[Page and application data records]
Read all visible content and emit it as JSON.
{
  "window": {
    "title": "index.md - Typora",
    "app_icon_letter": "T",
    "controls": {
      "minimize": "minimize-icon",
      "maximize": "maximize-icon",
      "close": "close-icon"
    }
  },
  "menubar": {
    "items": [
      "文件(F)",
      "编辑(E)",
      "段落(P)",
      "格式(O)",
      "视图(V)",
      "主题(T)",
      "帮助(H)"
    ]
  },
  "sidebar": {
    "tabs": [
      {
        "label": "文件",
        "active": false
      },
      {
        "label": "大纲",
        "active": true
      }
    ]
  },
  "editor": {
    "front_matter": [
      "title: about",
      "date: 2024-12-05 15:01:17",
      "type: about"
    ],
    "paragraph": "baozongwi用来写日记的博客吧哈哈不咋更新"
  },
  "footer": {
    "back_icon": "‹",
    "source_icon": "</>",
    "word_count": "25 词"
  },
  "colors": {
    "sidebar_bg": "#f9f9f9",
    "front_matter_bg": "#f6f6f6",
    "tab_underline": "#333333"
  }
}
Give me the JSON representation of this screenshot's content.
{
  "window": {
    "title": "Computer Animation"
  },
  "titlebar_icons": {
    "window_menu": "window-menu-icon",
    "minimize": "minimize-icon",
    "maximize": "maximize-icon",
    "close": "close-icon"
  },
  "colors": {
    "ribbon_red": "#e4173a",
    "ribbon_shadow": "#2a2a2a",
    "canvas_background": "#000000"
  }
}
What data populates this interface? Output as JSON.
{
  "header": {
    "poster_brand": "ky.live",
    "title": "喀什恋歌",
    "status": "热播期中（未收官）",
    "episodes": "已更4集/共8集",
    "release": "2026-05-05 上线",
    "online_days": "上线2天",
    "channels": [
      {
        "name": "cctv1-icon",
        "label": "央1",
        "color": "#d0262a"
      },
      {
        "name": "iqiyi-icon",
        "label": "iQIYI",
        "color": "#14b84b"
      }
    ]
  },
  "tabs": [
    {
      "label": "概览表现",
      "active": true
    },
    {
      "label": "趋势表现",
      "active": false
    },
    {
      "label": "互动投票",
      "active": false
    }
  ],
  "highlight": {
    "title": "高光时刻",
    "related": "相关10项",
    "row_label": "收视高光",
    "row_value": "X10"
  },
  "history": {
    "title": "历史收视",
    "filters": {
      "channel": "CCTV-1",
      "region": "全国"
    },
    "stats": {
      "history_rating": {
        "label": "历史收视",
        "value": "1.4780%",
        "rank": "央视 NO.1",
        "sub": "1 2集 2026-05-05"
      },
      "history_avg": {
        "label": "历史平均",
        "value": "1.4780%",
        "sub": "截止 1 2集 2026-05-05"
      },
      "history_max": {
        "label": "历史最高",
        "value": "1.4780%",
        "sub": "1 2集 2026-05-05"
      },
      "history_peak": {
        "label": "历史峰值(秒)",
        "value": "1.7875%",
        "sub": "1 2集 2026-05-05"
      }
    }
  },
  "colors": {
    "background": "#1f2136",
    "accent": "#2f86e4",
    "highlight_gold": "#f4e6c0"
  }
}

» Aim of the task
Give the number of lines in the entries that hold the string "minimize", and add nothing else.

» Written reply
2